**TASK OBJECTIVE**: State how many lines of the entries hold the string "shown", and nothing more.

(Element data from apps and pages)
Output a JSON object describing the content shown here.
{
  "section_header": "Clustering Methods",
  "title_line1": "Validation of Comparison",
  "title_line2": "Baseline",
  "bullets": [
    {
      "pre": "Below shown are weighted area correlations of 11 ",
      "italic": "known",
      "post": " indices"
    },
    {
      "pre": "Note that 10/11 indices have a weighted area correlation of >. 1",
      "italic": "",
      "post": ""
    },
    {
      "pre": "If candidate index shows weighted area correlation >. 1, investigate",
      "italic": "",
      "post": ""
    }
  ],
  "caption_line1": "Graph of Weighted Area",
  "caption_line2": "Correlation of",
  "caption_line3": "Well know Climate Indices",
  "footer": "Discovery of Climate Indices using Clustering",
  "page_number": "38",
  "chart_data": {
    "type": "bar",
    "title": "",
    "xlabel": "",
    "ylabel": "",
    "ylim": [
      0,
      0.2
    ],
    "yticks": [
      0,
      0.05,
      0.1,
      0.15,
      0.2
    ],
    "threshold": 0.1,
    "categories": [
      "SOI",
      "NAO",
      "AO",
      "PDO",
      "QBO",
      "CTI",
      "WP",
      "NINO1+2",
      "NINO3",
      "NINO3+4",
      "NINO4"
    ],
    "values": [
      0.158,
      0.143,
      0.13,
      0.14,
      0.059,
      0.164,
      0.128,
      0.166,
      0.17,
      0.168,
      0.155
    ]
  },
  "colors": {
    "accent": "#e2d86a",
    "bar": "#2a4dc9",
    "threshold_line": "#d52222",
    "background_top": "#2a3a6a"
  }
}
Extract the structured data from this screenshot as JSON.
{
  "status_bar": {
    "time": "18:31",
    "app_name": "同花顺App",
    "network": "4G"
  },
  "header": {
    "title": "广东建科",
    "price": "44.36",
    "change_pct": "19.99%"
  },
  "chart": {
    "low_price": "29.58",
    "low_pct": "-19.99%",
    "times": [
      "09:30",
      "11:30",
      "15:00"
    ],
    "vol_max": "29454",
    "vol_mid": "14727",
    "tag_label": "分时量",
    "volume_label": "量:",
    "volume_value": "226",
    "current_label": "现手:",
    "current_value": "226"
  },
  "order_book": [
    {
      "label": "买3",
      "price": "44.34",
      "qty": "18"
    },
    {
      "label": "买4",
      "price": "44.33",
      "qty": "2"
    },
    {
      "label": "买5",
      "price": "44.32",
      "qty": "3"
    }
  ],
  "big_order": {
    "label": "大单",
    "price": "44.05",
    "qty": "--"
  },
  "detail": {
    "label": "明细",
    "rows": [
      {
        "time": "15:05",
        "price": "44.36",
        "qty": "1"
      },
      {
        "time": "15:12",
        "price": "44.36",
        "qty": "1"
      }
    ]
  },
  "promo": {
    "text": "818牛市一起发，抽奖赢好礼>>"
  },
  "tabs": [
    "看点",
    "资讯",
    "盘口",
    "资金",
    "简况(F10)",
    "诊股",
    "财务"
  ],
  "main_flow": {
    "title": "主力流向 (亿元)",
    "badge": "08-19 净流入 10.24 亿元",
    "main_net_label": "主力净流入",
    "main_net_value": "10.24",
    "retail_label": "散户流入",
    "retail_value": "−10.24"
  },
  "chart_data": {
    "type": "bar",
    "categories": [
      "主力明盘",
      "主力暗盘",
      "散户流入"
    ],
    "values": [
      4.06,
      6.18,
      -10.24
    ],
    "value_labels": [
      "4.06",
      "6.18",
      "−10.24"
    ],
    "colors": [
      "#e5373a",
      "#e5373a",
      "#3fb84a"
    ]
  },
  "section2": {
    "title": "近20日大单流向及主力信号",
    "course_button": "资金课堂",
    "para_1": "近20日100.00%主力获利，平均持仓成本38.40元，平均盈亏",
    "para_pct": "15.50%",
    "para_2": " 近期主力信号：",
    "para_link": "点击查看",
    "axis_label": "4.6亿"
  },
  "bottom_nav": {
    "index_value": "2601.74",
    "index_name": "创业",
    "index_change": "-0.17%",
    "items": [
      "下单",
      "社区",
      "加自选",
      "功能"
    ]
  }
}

**ANSWER SECTION**: 2